Daniel Schwartz, retail supply chain analyst, explores how a new era of decentralised applications can revolutionise supply chain.
Looking beyond the sustainability wins that come with radical supply chain transparency through Provenance’s Ethereum based decentralised application, I see opportunities to reduce supplier risks such as sudden changes in production capacity or lead-times. For customers, such as the outdoor retailer that I work for and many other consumer-facing businesses, getting a handle on the risks stemming from second-tier suppliers’ operations is difficult. Getting accurate and trustworthy intelligence about suppliers further removed from the final product is even harder. This lack of transparency leads to delivery delays, quantity discrepancies and other issues that create suboptimal business results.
Provenance offers a great opportunity to reduce these risks because it tracks the quantities and timestamp of product deliveries from supplier to customer. An audit of the blockchain, which in this case represents the transaction history of a supply chain, reveals information about suppliers’ inventory levels and lead-times. With this information, a 1st tier supplier’s likelihood of experiencing delays can be estimated based on the inventory receipts of a 2nd or 3rd tier supplier.

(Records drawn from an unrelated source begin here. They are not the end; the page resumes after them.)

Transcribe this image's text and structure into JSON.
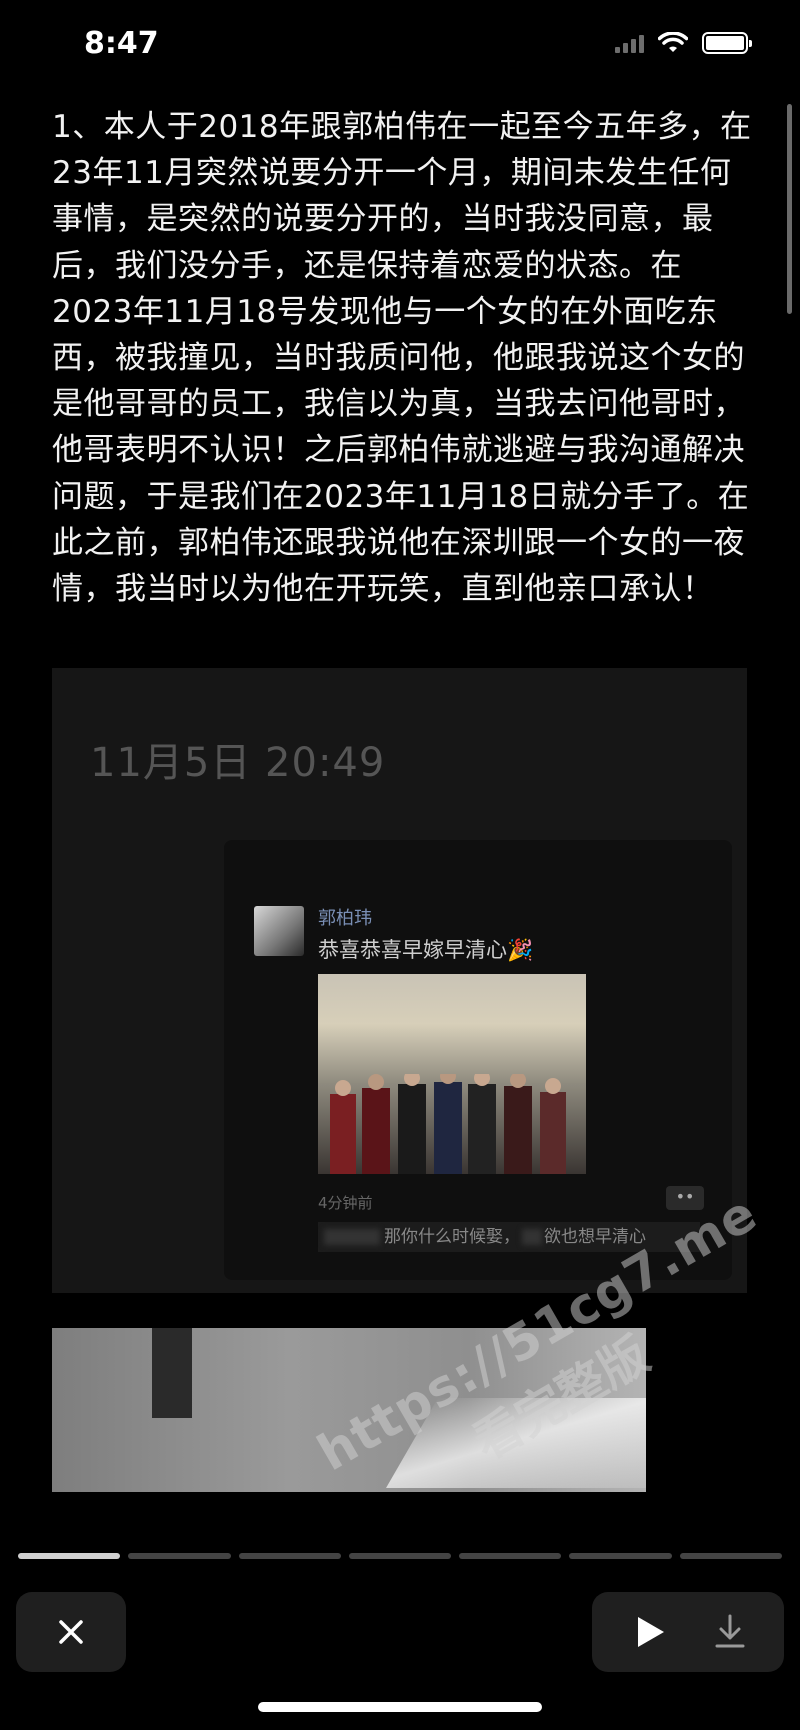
{
  "status_bar": {
    "time": "8:47"
  },
  "article": {
    "text": "1、本人于2018年跟郭柏伟在一起至今五年多，在23年11月突然说要分开一个月，期间未发生任何事情，是突然的说要分开的，当时我没同意，最后，我们没分手，还是保持着恋爱的状态。在2023年11月18号发现他与一个女的在外面吃东西，被我撞见，当时我质问他，他跟我说这个女的是他哥哥的员工，我信以为真，当我去问他哥时，他哥表明不认识！之后郭柏伟就逃避与我沟通解决问题，于是我们在2023年11月18日就分手了。在此之前，郭柏伟还跟我说他在深圳跟一个女的一夜情，我当时以为他在开玩笑，直到他亲口承认！"
  },
  "embed_screenshot": {
    "date": "11月5日 20:49",
    "moment": {
      "user": "郭柏玮",
      "caption": "恭喜恭喜早嫁早清心🎉",
      "time": "4分钟前",
      "more": "••",
      "comment_a": "那你什么时候娶，",
      "comment_b": "欲也想早清心"
    }
  },
  "progress": {
    "total": 7,
    "active_index": 0
  },
  "controls": {
    "close_icon": "close-icon",
    "play_icon": "play-icon",
    "download_icon": "download-icon"
  },
  "watermark": {
    "line1": "https://51cg7.me",
    "line2": "看完整版"
  }
}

To better understand how powerful this can be, let’s look at a more concrete example. Below is a simplified diagram of the forest products supply chain. It shows the path that trees take as they are cut down, transformed and turned into pulp and paper, lumber and energy. This simplified picture shows the complexity of the supply chain, especially at the levels closest to the harvest areas, and suggests visibility is an issue for consumers and merchants.
Looking only at the market for pulp and paper products (the left most part of the above diagram), if a merchant wants to buy rolls of paper, they will buy it from a company operating a converting plant. The merchant likely has a good relationship with this company, but without good supply chain transparency, it will be very hard for them to get quality information about the paper mills supplying the converting plant, let alone information about the pulp mills, log terminals and harvest areas that are further removed from the final product.

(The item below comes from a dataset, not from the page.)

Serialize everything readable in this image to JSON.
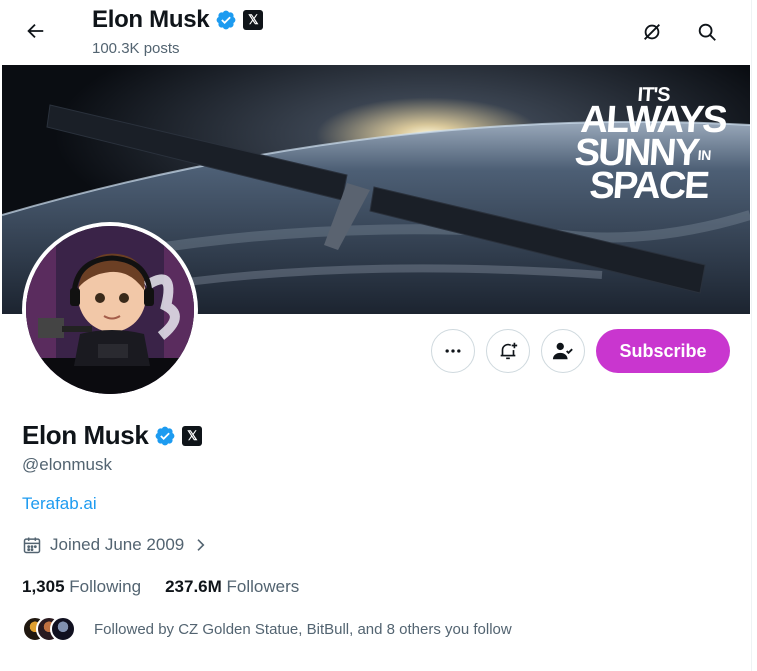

However, if the raw materials at the harvest areas were tagged and tracked using Provenance, the transaction quantities, lead-time information, and 3rd party certificates from every tier of the supply chain would become visible to the merchant, and they would be able to track anomalies in the capacity and lead-time patterns and adapt their orders and partnerships accordingly. Similarly, in the event of a catastrophic mill accident or forest fire, the merchant would be able to directly see how the disruption affects paper production with more certainty than they would in the traditional setup. They wouldn’t have to trust the word of their suppliers, whose interests are not necessarily aligned with the merchant’s. Instead, they could look at the data and act accordingly.
A quick scan of supply chain best-practices makes clear that trustworthy end-to-end supply chain data is of great interest to suppliers, manufacturers, retailers and consumers in every industry. However, current methods of obtaining this information are expensive, time-consuming and require a high-level of coordination between organizations. It is rare that a company is able to have accurate knowledge of their suppliers two or three tiers down the chain, let alone trustworthy information about the entire supply chain. Provenance provides companies with an opportunity to gather and access this data at a relatively low cost and with a high-degree of trust that it is accurate and up-to-date.
There are still many hurdles that still need to overcome, chief among them getting companies to adopt this new technology and overcoming the learning curve. Clearing the hurdles will be a massive undertaking, but it is hard to dismiss the potential gains that come from reducing risk and waste at every tier of a supply chain. Provenance is off to a fantastic start and, as the technology becomes more accessible and better understood by the global business community and public, will be well positioned to lead the way towards radical supply chain transparency.